* TASK:
Return each entry exactly, omitting nothing.

* DATASET ENTRIES:
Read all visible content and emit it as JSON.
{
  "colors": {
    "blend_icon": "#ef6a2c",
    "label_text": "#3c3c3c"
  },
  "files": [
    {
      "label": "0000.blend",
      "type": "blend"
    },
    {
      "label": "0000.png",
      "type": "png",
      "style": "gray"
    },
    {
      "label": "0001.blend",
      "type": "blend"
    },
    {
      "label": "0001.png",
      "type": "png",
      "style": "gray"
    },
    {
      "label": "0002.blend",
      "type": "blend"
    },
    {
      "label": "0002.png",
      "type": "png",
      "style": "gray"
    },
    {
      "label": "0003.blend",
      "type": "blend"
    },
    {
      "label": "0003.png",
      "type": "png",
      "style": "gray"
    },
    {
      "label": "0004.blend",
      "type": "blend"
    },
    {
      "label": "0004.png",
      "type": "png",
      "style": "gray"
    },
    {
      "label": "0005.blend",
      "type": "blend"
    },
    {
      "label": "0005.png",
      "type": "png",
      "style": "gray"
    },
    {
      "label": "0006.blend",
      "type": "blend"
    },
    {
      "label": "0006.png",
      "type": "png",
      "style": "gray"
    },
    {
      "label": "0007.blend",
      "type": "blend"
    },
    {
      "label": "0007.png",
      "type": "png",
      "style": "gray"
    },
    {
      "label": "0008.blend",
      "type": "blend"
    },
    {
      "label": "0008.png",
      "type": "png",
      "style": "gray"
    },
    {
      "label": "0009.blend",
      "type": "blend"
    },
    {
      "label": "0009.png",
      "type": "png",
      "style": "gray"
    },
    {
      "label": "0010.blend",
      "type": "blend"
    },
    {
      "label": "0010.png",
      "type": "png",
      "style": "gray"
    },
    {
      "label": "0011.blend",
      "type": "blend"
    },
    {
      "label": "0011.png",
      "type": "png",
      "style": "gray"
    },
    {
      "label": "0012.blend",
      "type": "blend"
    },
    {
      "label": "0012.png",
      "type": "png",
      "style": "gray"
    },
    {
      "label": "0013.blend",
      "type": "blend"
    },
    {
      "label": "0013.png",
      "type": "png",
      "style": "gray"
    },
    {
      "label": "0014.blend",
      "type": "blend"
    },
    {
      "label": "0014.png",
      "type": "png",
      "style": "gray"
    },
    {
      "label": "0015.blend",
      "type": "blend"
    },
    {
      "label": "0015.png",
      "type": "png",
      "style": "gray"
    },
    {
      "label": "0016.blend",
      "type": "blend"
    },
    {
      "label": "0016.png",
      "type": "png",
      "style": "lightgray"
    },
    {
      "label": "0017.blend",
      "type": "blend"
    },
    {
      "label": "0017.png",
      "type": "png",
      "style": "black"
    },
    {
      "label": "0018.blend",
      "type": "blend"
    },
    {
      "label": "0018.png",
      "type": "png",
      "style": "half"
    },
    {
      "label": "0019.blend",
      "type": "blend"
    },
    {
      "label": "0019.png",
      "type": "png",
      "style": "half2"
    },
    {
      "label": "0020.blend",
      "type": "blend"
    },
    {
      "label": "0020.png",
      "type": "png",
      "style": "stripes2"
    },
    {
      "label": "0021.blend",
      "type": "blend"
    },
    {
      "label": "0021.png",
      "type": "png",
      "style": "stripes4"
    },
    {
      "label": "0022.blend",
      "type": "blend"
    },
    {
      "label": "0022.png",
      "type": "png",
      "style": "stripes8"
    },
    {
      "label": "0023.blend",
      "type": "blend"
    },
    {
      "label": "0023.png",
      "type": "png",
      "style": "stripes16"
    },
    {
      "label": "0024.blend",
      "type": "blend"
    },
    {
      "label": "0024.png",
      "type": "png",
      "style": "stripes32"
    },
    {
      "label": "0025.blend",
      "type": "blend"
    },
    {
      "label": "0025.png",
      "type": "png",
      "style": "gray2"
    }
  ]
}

* YOUR RESPONSE:
Read all visible content and emit it as JSON.
{
  "colors": {
    "blend_icon": "#ef6a2c",
    "label_text": "#3c3c3c"
  },
  "files": [
    {
      "label": "0000.blend",
      "type": "blend"
    },
    {
      "label": "0000.png",
      "type": "png",
      "style": "gray"
    },
    {
      "label": "0001.blend",
      "type": "blend"
    },
    {
      "label": "0001.png",
      "type": "png",
      "style": "gray"
    },
    {
      "label": "0002.blend",
      "type": "blend"
    },
    {
      "label": "0002.png",
      "type": "png",
      "style": "gray"
    },
    {
      "label": "0003.blend",
      "type": "blend"
    },
    {
      "label": "0003.png",
      "type": "png",
      "style": "gray"
    },
    {
      "label": "0004.blend",
      "type": "blend"
    },
    {
      "label": "0004.png",
      "type": "png",
      "style": "gray"
    },
    {
      "label": "0005.blend",
      "type": "blend"
    },
    {
      "label": "0005.png",
      "type": "png",
      "style": "gray"
    },
    {
      "label": "0006.blend",
      "type": "blend"
    },
    {
      "label": "0006.png",
      "type": "png",
      "style": "gray"
    },
    {
      "label": "0007.blend",
      "type": "blend"
    },
    {
      "label": "0007.png",
      "type": "png",
      "style": "gray"
    },
    {
      "label": "0008.blend",
      "type": "blend"
    },
    {
      "label": "0008.png",
      "type": "png",
      "style": "gray"
    },
    {
      "label": "0009.blend",
      "type": "blend"
    },
    {
      "label": "0009.png",
      "type": "png",
      "style": "gray"
    },
    {
      "label": "0010.blend",
      "type": "blend"
    },
    {
      "label": "0010.png",
      "type": "png",
      "style": "gray"
    },
    {
      "label": "0011.blend",
      "type": "blend"
    },
    {
      "label": "0011.png",
      "type": "png",
      "style": "gray"
    },
    {
      "label": "0012.blend",
      "type": "blend"
    },
    {
      "label": "0012.png",
      "type": "png",
      "style": "gray"
    },
    {
      "label": "0013.blend",
      "type": "blend"
    },
    {
      "label": "0013.png",
      "type": "png",
      "style": "gray"
    },
    {
      "label": "0014.blend",
      "type": "blend"
    },
    {
      "label": "0014.png",
      "type": "png",
      "style": "gray"
    },
    {
      "label": "0015.blend",
      "type": "blend"
    },
    {
      "label": "0015.png",
      "type": "png",
      "style": "gray"
    },
    {
      "label": "0016.blend",
      "type": "blend"
    },
    {
      "label": "0016.png",
      "type": "png",
      "style": "lightgray"
    },
    {
      "label": "0017.blend",
      "type": "blend"
    },
    {
      "label": "0017.png",
      "type": "png",
      "style": "black"
    },
    {
      "label": "0018.blend",
      "type": "blend"
    },
    {
      "label": "0018.png",
      "type": "png",
      "style": "half"
    },
    {
      "label": "0019.blend",
      "type": "blend"
    },
    {
      "label": "0019.png",
      "type": "png",
      "style": "half2"
    },
    {
      "label": "0020.blend",
      "type": "blend"
    },
    {
      "label": "0020.png",
      "type": "png",
      "style": "stripes2"
    },
    {
      "label": "0021.blend",
      "type": "blend"
    },
    {
      "label": "0021.png",
      "type": "png",
      "style": "stripes4"
    },
    {
      "label": "0022.blend",
      "type": "blend"
    },
    {
      "label": "0022.png",
      "type": "png",
      "style": "stripes8"
    },
    {
      "label": "0023.blend",
      "type": "blend"
    },
    {
      "label": "0023.png",
      "type": "png",
      "style": "stripes16"
    },
    {
      "label": "0024.blend",
      "type": "blend"
    },
    {
      "label": "0024.png",
      "type": "png",
      "style": "stripes32"
    },
    {
      "label": "0025.blend",
      "type": "blend"
    },
    {
      "label": "0025.png",
      "type": "png",
      "style": "gray2"
    }
  ]
}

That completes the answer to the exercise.